That’s isolating. It makes you feel like you’re on the outs with the crowd. And it can make you feel like what you are doing is a waste, an unwanted toy that suddenly feels a million times less impressive than it did a moment ago.
You can harness that feeling.
There’s an interesting little element in the modern video game marketplace called downloadable content, or DLC. DLC can be everything from new costumes for your hero, new maps to play on, or even entirely new feature sets that can change how the game operates, hopefully for the better. And the thing is – DLC is almost never free.
The people who they want to purchase DLC are already customers, milking more money from their most dedicated, hardcore fans, by dangling more stuff in front of them. And since gaming is a community activity, people without the DLC are frequently unable to play competitively with those who do (who quickly become a massive chunk of the player base) and are constantly exposed to the improvements the content offers through social contact.
And if they want to avoid that, well, all they have to do is fork over $15 bucks.
This works. It works crazy well. It takes advantage of the massive investment people have in the original product to continue to monetize it well into the future – sometimes years into the future, turning a $60 game into something someone has invested hundreds and hundreds of dollars into.
Which just makes them more likely to buy the next DLC.
How You Can Take Advantage
- When you develop your content, don’t give them everything all at once; leave room to expand on it. For example, if you put out “5 Ways to Clean Industrial Equipment Cheaply,” you can follow up by marketing “5 More Ways to Clean Industrial Equipment Cheaply” to the same people – with massive conversion rates that will help you identify highly engaged leads.
- Include a complementary content offer to go alongside otherwise free content. A blog post, for example, could be about five simple ways to increase your home’s resale value, and follow it up with “The Comprehensive Guide to Maximizing Your Home’s Resale Value” – which they can have in exchange for an email address.
In both cases, you’re leveraging their established interest by enticing them with something they actually don’t want to miss out on; if you want to increase your home’s resale value a little, well, you almost certainly want to maximize that value. And all it costs is an email address. And if you pass on the offer? That could be costing you tens of thousands of dollars.
Mic drop. #FOMO
Heinz is crazy. But also Heinz is genius.
They created an exclusive, limited-edition ketchup product. But instead of slapping “exclusive” on the bottle, they limited its availability to people who had bothered to like Heinz’s Facebook page.
Ketchup people, in other words.
The social ad they used to promote it? “This is for serious ketchup fans only.” The only way to learn about how to get this balsamic vinegar ketchup was to Like their Facebook page. And the thing is?

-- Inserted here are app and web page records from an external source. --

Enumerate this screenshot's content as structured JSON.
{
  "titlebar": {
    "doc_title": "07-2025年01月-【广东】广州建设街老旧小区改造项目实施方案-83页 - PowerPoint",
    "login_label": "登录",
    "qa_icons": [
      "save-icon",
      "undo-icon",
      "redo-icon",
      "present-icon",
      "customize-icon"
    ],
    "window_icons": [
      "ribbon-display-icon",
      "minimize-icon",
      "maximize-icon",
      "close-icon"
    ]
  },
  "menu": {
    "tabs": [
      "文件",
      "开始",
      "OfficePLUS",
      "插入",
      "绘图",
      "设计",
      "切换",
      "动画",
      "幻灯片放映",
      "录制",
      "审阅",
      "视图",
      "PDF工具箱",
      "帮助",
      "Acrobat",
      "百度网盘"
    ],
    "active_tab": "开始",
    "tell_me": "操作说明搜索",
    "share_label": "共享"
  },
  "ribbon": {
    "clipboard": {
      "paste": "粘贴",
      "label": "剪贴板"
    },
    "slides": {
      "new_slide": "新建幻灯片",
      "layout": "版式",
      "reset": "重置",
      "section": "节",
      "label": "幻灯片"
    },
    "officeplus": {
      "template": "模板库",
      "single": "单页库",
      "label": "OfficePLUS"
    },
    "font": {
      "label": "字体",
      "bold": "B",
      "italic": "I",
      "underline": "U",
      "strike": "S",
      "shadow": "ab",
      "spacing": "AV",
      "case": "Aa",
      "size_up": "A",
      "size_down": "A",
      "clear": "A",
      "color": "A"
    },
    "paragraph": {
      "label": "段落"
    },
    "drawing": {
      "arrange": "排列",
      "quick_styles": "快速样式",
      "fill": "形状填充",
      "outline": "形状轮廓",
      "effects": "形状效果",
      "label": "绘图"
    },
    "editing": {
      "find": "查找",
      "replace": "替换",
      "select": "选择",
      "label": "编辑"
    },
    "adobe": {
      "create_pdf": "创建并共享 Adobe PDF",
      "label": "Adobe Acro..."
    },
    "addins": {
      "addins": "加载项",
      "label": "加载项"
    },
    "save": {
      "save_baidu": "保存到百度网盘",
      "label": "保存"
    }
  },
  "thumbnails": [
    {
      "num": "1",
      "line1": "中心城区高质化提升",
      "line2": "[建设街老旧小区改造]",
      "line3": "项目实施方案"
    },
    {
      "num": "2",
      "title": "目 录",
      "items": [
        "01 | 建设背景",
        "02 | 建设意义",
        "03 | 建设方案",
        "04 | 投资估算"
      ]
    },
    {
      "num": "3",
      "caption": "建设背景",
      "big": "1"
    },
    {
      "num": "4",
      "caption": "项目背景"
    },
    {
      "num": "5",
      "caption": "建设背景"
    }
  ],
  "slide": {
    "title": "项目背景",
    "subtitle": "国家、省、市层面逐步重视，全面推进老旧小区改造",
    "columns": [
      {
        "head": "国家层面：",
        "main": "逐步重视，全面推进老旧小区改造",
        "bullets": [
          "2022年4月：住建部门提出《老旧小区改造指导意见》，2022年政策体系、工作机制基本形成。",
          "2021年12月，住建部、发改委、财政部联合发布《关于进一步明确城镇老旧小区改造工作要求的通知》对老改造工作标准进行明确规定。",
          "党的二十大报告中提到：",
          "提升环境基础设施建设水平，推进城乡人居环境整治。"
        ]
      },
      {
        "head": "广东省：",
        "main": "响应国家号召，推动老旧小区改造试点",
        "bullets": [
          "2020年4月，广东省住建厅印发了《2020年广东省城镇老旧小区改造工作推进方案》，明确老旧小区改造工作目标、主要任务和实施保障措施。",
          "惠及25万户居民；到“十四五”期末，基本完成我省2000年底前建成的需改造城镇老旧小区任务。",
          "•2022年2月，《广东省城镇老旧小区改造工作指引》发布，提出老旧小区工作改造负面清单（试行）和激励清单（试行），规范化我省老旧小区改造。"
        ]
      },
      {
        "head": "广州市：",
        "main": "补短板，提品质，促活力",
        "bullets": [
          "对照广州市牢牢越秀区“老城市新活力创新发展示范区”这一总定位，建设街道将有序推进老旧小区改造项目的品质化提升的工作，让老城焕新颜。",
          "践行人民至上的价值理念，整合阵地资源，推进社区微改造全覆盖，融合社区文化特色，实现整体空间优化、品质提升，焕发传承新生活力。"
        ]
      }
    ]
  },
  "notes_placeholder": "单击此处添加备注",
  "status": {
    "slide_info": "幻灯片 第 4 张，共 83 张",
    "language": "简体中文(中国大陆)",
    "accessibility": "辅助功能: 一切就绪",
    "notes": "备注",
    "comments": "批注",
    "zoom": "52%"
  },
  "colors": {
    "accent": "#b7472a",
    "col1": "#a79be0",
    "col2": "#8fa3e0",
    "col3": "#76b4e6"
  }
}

There’s a key takeaway to this: not everything is for everybody, and by limiting availability, you make people want to be in the pool of people who can have it. And if there’s a simple action – liking a page, handing over their email address – that gets them in that in-group, well, people will do it.
They’ll do it like crazy, because nobody likes to be excluded, even from ketchup. Telling people they can’t have something tends to make them want it, because they don’t want to miss out on something. So you can take advantage of this by giving people opportunities to move from out-group to in-group with ease, making the transition frictionless, and collecting valuable data in the process.
And that is how you turn regular people into ketchup people.
In short, FOMO is a powerful psychological force that can turn disinterest into ravenous obsession, because nobody wants to miss out on something rad. By hyping exclusivity and leveraging existing customers, you can drive lead generation and improve conversions.